- Zheng C, Wu AY. Enucleation versus evisceration in ocular trauma:a retrospective review and study of current literature. Orbit. 2013 Dec;32(6):356–361.
- Bermejo E, Martínez-Frías ML. Congenital eye malformations: clinical epidemiological analysis of 1,124,654 consecutive births in Spain. Am J Med Genet. 1998 Feb 17;75(5):497–504.
- Goiato MC, Mancuso DN, Sundefeld MLMM, et al. Aesthetic and functional ocular rehabilitation. Oral Oncology Extra. 2005;41 (8):162–164.
- Nakra T, Simon GJ, Douglas RS, et al. Comparing outcomes of enucleation and evisceration. Ophthalmology. 2006 Dec;113(12):2270–2275.
- Parr GR, Goldman BM, Rahn AO. Surgical considerations in the prosthetic treatment of ocular and orbital defects.
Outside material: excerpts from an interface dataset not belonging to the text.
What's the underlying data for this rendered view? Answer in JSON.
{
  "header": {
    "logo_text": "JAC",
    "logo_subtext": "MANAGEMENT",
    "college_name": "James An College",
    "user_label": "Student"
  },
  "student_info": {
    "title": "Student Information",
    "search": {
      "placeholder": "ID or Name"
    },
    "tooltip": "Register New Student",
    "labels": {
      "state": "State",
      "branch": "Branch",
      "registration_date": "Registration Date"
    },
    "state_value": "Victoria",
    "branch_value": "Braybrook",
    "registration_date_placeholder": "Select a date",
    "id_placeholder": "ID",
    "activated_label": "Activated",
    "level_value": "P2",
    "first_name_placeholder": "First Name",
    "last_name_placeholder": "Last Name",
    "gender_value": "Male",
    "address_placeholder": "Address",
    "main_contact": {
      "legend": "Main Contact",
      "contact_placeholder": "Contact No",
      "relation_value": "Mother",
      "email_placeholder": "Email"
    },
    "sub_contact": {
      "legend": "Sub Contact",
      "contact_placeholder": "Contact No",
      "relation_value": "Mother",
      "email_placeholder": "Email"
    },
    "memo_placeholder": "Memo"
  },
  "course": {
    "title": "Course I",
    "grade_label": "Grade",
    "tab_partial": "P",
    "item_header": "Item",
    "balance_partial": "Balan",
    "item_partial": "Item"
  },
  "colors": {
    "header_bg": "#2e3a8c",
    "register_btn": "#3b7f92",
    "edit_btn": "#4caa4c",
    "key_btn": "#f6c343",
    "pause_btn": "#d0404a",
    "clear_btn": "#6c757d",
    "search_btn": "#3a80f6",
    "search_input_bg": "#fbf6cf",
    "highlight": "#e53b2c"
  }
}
J Prosthet Dent 1983;49(3):379–385. DOI: 10.1016/0022-3913(83)90281-0.